Storey making headlines in BMX series
Local BMX racer to represent United States in World Championships
The community of Hartselle has produced some outstanding athletes. Some of these athletes have made it to the very top of their chosen sport. Others make it to the top and continue to strive at being among the elite.
Such is the case of 15-year-old Hartselle High School Freshmen Samantha Storey.
Storey just started her third season and already has impacted her chosen sport of Bicycle Moto Cross (BMX) racing. Currently ranked fourth in the nation, Storey finished last season ranked number 13, qualifying her to represent the United States in the BMX World Championships to be held in Perth, Australia this July. With the 2003 season four months underway, Storey has finished no less than fourth in different events and captured a perfect weekend in Indianapolis.
The sport of BMX racing may be new to some, but to the state of Alabama, BMX is no stranger.
Oak Mountain BMX in Birmingham has the honor of being the longest running BMX track in America sanctioned by the National Bicycle League (NBL). Sam, who started racing in California, took an unscheduled leave from the sport when her family moved to Hartselle after her father retired from the United States Marine Corps after serving 22 years.
For nearly 3 years after their move, Storey could not find a track that was closer than a four-hour drive. Seth Kimbrough, a world-class BMX X-Game competitor from Hartselle, told Storey and her brother, Andrew, who also is nationally ranked, of the track in Birmingham.
It is there that Storey has gained notoriety for her skills as a racer.
Often pitted against and beating the boys of her age group, she has become a crowd favorite and a role model to the younger girls. Within a year, Storey had been offered sponsorships by several teams. Signing to ride for Clayborn (an Alabama-based bicycle manufacturer specializing in BMX race bicycles) last May, Sam found herself among the elite as she began her trek on the national circuit.
Storey became interested in racing at the age of nine while watching her brother race. At the age of 10, Storey perched herself atop of the starting hill waiting for her first starting gate to drop.
The untimely break served to only fuel the fire for her to race a 20 inch bicycle on a dirt track filled with jumps, turns, and riders determined as she.
A BMX race typically consists of 3 moto's. These are elimination races that will transfer the top riders into a main event.
Unlike conventional sports that can be found on most athletic fields, BMX racers cannot depend on the help of teammates or the wisdom and inspiration of a coach's game plan – they must depend solely on their individual dedication and determination to win. Although Storey's chosen sport is that of individual accomplishment, when she is not training she can be found hanging out with friends at various youth groups around town and the local jumps at Sparkman park.

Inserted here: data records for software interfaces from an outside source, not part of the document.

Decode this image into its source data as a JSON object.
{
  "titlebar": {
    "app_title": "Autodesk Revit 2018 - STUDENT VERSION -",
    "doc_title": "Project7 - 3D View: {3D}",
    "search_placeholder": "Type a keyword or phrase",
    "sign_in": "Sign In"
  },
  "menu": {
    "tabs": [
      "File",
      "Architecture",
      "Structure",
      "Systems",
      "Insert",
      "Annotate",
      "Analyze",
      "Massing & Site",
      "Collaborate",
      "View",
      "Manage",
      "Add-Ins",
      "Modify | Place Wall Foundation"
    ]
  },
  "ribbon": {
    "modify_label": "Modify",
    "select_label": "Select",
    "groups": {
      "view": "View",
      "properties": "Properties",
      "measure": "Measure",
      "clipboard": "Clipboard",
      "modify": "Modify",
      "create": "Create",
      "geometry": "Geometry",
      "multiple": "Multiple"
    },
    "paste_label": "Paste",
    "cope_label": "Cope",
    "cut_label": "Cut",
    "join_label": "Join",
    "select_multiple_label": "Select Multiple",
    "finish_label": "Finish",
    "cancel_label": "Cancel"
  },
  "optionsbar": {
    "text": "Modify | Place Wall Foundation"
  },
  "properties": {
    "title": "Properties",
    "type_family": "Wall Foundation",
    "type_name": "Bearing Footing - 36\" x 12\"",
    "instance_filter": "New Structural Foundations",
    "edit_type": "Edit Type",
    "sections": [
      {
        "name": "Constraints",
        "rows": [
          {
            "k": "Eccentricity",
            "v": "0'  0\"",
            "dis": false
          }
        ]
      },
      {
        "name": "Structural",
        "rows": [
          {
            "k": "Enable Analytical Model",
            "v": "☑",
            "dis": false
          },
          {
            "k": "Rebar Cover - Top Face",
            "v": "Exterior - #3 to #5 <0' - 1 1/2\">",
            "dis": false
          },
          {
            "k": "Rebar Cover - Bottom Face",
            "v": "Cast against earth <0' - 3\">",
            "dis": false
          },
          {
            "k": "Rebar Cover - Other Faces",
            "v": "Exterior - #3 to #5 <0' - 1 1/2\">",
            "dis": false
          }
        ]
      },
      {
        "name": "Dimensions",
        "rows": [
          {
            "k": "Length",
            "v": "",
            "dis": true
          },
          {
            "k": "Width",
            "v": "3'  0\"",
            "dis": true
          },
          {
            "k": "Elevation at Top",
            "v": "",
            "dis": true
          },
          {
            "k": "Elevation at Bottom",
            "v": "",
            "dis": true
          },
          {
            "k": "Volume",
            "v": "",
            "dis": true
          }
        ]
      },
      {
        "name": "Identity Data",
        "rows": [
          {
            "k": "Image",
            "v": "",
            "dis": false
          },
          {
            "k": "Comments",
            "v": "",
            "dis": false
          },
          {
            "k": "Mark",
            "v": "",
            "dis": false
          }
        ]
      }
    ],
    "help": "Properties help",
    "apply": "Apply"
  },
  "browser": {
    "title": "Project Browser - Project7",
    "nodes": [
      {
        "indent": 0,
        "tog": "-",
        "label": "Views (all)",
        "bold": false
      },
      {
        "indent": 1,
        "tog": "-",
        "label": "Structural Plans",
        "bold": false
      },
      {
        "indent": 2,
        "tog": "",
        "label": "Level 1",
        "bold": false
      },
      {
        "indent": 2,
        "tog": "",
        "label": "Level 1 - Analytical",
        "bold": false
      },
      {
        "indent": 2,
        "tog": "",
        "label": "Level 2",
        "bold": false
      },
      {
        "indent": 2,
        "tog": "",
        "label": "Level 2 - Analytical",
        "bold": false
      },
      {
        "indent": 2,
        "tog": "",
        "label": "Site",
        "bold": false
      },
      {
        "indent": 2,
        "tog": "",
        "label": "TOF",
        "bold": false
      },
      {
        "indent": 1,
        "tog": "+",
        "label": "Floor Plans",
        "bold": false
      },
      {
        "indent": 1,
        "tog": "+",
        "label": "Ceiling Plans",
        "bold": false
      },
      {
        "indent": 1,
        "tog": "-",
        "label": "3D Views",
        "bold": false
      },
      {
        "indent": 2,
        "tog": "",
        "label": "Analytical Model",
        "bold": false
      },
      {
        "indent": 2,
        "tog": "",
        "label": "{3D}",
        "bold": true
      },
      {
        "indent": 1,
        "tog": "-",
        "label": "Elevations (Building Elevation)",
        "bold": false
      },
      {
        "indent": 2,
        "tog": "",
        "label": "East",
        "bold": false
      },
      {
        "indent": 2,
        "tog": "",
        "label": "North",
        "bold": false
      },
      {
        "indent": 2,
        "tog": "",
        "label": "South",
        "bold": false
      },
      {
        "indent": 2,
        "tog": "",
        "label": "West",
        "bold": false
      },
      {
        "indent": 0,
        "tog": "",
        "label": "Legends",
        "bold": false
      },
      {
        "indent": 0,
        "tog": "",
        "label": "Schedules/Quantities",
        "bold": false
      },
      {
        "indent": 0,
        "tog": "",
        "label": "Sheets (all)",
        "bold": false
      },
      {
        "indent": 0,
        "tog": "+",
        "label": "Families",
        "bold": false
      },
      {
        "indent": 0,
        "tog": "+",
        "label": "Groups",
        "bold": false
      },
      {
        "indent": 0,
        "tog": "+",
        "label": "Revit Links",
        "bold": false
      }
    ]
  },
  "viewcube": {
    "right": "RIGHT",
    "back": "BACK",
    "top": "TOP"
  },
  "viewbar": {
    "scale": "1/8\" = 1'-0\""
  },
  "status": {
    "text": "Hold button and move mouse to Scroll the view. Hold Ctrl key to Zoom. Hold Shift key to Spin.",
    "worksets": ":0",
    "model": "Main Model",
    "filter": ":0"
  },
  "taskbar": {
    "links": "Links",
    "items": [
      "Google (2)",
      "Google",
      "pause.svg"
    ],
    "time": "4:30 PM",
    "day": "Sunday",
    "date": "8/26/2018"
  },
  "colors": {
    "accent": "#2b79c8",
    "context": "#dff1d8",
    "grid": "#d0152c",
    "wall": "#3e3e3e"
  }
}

Recently, Storey has stepped up her training pace hoping the payoff will be standing on a podium next to the worlds best BMX racers.